Evers read a scene that captures male friendship, or at least pinpoints that moment when two people have a connection. The protagonist, newly arrived in New York, stumbles into a bar and ends up spending a long night drinking with old-timer O’Neill, bonding until dawn over whisky, two lonely souls thrown together. O’Neill knows that the boy has a story, that there’s something he’s running away from.
That something is linked to the second first personal narrative of the novel - carnival queen Bethany, the protagonist’s girlfriend, a decade earlier. This is where the novel falls down - Evers isn’t so strong on the young female voice. And after a very promising, highly charged start with a great mysterious Vegas complex setting, grey market-town England just doesn’t have the same wow factor. This combined with the unexpected shift into semi detective thriller territory lost me - it’s being too many things at once, without ever giving a strong emotional punch.

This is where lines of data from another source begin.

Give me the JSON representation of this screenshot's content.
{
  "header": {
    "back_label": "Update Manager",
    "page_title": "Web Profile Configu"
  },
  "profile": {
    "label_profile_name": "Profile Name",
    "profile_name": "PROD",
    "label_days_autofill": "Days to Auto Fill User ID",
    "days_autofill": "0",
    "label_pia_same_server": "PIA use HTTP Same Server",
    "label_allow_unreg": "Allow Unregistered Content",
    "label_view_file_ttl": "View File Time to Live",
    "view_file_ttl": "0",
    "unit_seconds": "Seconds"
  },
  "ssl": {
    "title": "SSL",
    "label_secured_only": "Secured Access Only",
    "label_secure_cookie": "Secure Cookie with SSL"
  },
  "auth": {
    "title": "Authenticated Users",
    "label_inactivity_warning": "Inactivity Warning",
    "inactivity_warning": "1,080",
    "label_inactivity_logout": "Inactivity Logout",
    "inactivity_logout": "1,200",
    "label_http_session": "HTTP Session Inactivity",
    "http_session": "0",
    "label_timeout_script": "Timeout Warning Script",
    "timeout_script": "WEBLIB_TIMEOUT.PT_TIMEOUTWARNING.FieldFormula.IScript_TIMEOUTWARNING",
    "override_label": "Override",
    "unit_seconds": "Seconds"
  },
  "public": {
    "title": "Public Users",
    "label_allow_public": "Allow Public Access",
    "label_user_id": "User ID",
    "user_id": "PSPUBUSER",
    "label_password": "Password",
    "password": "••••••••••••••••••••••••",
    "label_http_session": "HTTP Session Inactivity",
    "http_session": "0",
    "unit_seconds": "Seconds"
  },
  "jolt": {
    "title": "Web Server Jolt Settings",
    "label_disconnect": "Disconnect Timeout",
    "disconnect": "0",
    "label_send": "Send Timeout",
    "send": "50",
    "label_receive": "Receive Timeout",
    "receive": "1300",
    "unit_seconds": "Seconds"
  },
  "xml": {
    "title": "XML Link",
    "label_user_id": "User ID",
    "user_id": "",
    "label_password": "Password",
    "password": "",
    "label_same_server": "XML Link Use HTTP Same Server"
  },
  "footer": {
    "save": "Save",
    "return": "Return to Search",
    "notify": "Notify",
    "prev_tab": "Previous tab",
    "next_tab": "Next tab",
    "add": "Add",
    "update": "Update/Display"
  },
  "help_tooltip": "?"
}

Howard Cunnell’s THE SEA ON FIRE, his second novel but the first to be published by a big publishing house, centres around a diving trip in the Red Sea. Narrator Kim is an avid diver, drawn away from his stable and loving family life in Brixton by a job as a dive instructor on a private trip to remote islands in the Red Sea - a trip where spectacular dives mix with drug-fuelled parties. Back on terra firm, and this takes a change of direction towards literary thriller. Kim is a man divided, and this is about the conflict between living out dreams and facing responsibilities, the senseless actions taken to resist being anchored and their repercussions, and the far-reaching effect of traumas in the past. The protagonist Kim has a meditative outlook and his philosophy of the world is taken through the prism of life under the sea.
What Howard Cunnell is strongest on is his lyrical, vivid writing describing the underwater world - the sublime, luminous scenery and the transcendental, liberating nature of drifting deep in the open water. So it seems appropriate that Howard read out a diving scene, as the group are surrounded by phosphurus that scatters light around them with each movement, and suddenly illuminates a shark that drifts by. This is where I wanted to be the most in the novel - not with Kim’s fellow man, but the breathtaking, striking ocean.
After an interval we were introduced to Richard House, who had a couple of cult ish novels, BRUISER and UNINVITED, published years back by Serpent’s Tail . Now he’s produced a huge project - a four book series called THE KILLS. The first, set in Iraq, follows the protagonist, again with several names and identities, on the run.
Finally we had Anna Raverat, one of the Waterstones’ debut 11 authors for 2012, read from SIGNS OF LIFE. The narrator is in her thirties, looking back a decade to a life-changing passionate affair she had with a colleague as a selfish twenty-four year old. This no doubt goes down that well-trodden route of memory-autobiography at its most fallible, but the extract Anna Raverat read out was a sensitive, striking but light depiction of young early love. It’s a moment we all know well, so this was a strong passage most of the audience probably found themselves relating to in one way or another. The scene of the protagonist and her lover jokingly arguing during a road trip about the perfect mouthful of pistachios - shelling and savouring them one by one, or preparing a few and enjoying them in one go - gets across the playful, blissful happiness at the beginning of a relationship. And the few sentences reflecting on the stable, nice but boring boyfriend she was cheating on sums up that sudden change when the passion runs out and gives way to an awkward comfort that can’t last long. Judging by the Waterstones copy, this also dives into a darker zone as the reader pieces the reality behind the narrator’s story together.